Anyone who has visited Venice will know that behind every corner or over every bridge is a delicious gem to be discovered and devoured. Ca d’oro is no exception. Also known as the ‘golden house’ or wonderfully by its ‘proper’ name ‘Palazzo Santa Sofia’ this delectable palace is one of the most magnificent examples of Venetian Architecture. I remember studying the architecture of Giovanni Bon and Bartolomeo Bon at University and finding John Ruskin’s glorious little water colour of this treasure of Venice and knew I had to visit.
I won’t lie, the front of the Ca d’oro is a sight itself. Magnificent. In many ways I could have happily seen the front and turned around and left it there. I mean look at the columns!!

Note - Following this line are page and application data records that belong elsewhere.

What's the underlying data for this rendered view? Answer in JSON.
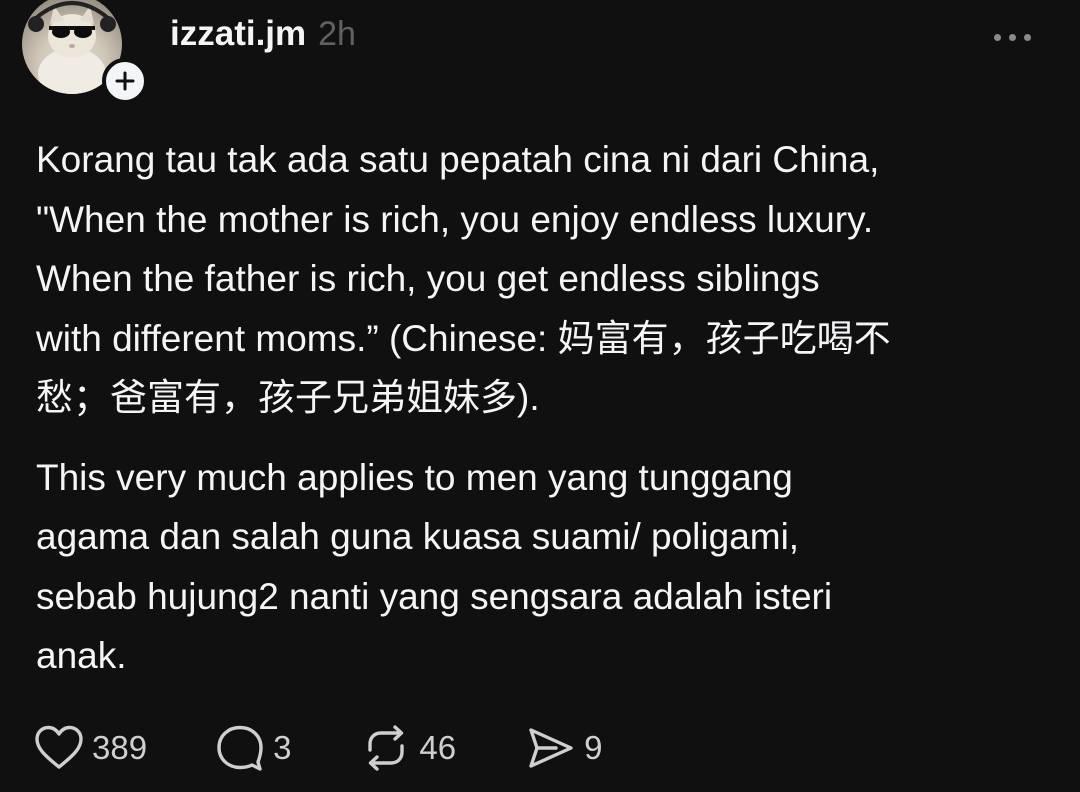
{
  "post": {
    "author": {
      "username": "izzati.jm",
      "avatar_icon": "cat-with-sunglasses-avatar",
      "follow_icon": "plus-icon"
    },
    "timestamp": "2h",
    "more_icon": "ellipsis-icon",
    "paragraphs": [
      "Korang tau tak ada satu pepatah cina ni dari China,\n\"When the mother is rich, you enjoy endless luxury.\nWhen the father is rich, you get endless siblings\nwith different moms.” (Chinese: 妈富有，孩子吃喝不\n愁；爸富有，孩子兄弟姐妹多).",
      "This very much applies to men yang tunggang\nagama dan salah guna kuasa suami/ poligami,\nsebab hujung2 nanti yang sengsara adalah isteri\nanak."
    ],
    "actions": {
      "like": {
        "count": "389",
        "icon": "heart-icon"
      },
      "reply": {
        "count": "3",
        "icon": "speech-bubble-icon"
      },
      "repost": {
        "count": "46",
        "icon": "repost-icon"
      },
      "share": {
        "count": "9",
        "icon": "send-icon"
      }
    }
  },
  "theme": {
    "background": "#101010",
    "text_primary": "#f3f5f7",
    "text_secondary": "#616161"
  }
}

But this time I wanted to see more. Having studied the architecture I appreciated the outside, but I really hoped to see the beauty of the interior. So this time I paid the extortionate fee of 6 euros. I am of course kidding, this is such a small price to pay! I found myself in a small courtyard once passing the entrance and was then so so happy to see this beautiful ground floor.
Being an absolute sucker for history I could also smell the trade that would have happened here. The exterior is one thing, but tiling like that is not done overnight.
I worked my way through the building and discovered each floor had a treasure of it’s own. Not only did it have a wonderful exhibition on but there were many small balconies dotted around that you could stand on and look out over the canals. Here is the main balcony which I stood on for about 30 minutes and watched the little gondolas and boats travel up and down the canal whilst the fish market went on across the road. I would have been quite happy to have pulled up a seat and could have sat there all day watching.
If you like little treasures (this house was empty of visitors- we visited in October) please go to the Ca’ d’oro, don’t just look at it’s exterior. The interior is just at lovely and that view will give you beautiful dreams of Venice to hold onto for life!
If you like reading about the History of places, you can find a post on St. Peters Basilica in Vatican City here.
That’s all from me today, signing out,